It's imperative that Ryan's defense keep the score down, because it's going to be hard for the Raiders' offense to put up points without a consistent receiving threat or a true No. 1 running back. The Raiders are so thin at receiver that through much of training camp they used a former college quarterback, Ronald Curry, as a third receiver, with green 2003 sixth-rounder Doug Gabriel challenging Curry. Long term, the team hopes that Gabriel, who has deceptive speed and good hands, wins the starting job currently held by Jerry Rice. At running back, 10-year vet Tyrone Wheatley will get first crack, followed by Cowboys reject Troy Hambrick, 2003 third-round draft pick Justin Fargas and scatback Amos Zereoue.
In the 3--4 the defensive front will consist of Sapp, Washington and second-year man Tyler Brayton; in the four-man line it'll probably be Brayton, Washington, Sapp and John Parrella. Hamilton will be a key sub.
Though Washington made no tackles in the Patriots' Super Bowl win over Carolina, he was a force in the game, helping form the wall that held Panthers back Stephen Davis to 49 yards rushing. "I don't think we had a more valuable player that day," Ryan says. But Washington was on the field for only 30% of the defensive snaps last year, missing six games with his broken leg and coming out of the lineup in passing situations. "We're going to be smart about how we use him," says Ryan. But come November, if teams are running on the Raiders, it'll be hard to spot-play Washington. And how much of a break can Ryan give him if he plans to use Washington at nosetackle in the 3--4 and at left tackle in the 4--3?

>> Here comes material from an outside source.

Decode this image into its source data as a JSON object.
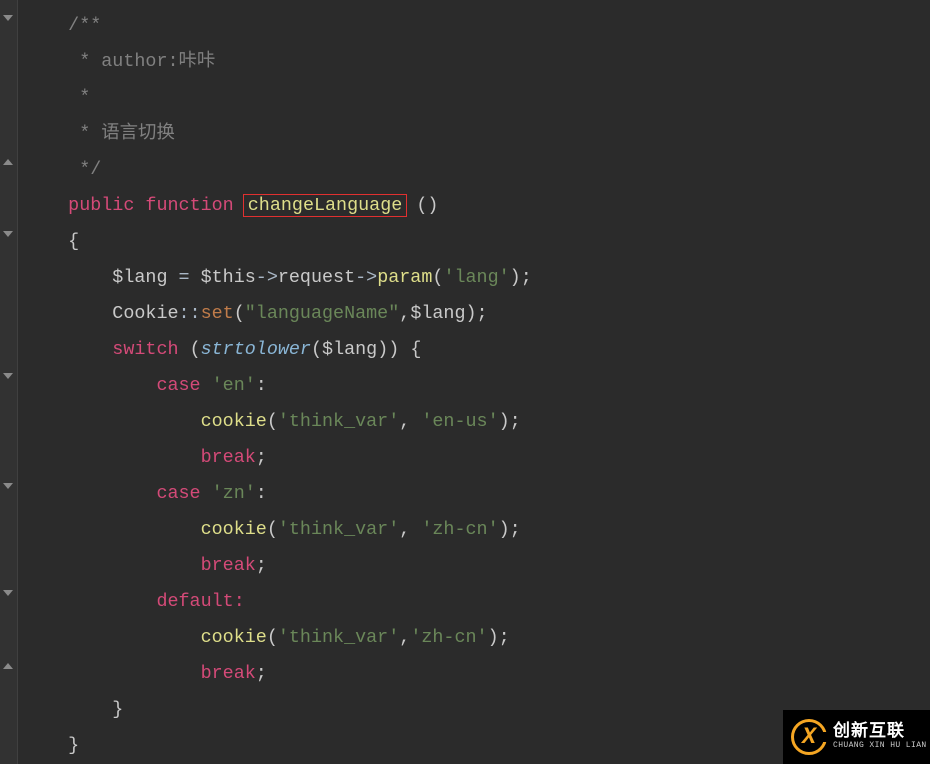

Sapp, on the other hand, was more penetrator than mauler with the Buccaneers. Conquering left tackles from the end position in the 3--4 is something he never had to do in Tampa. "I don't think it'll fit me like a glove, but I'm going to make it fit," he says. "I just told [the coaches], 'Don't ask me to do something I'm physically unable to do.' They won't."
In the New England--style defense, the pressure from the front seven enables the guys in the back to make plays. That means cornerbacks Phillip Buchanon and Charles Woodson could be the biggest beneficiaries. "I know [ Patriots cornerback] Ty Law pretty well," says Buchanan, "and last year when I'd call him, he'd tell me that on lots of plays the ball just flew into his lap. As a defensive back, I think this defense is going to be heaven."
Or hell, if the thirtysomethings up front don't hold up for 16 games. --P.K.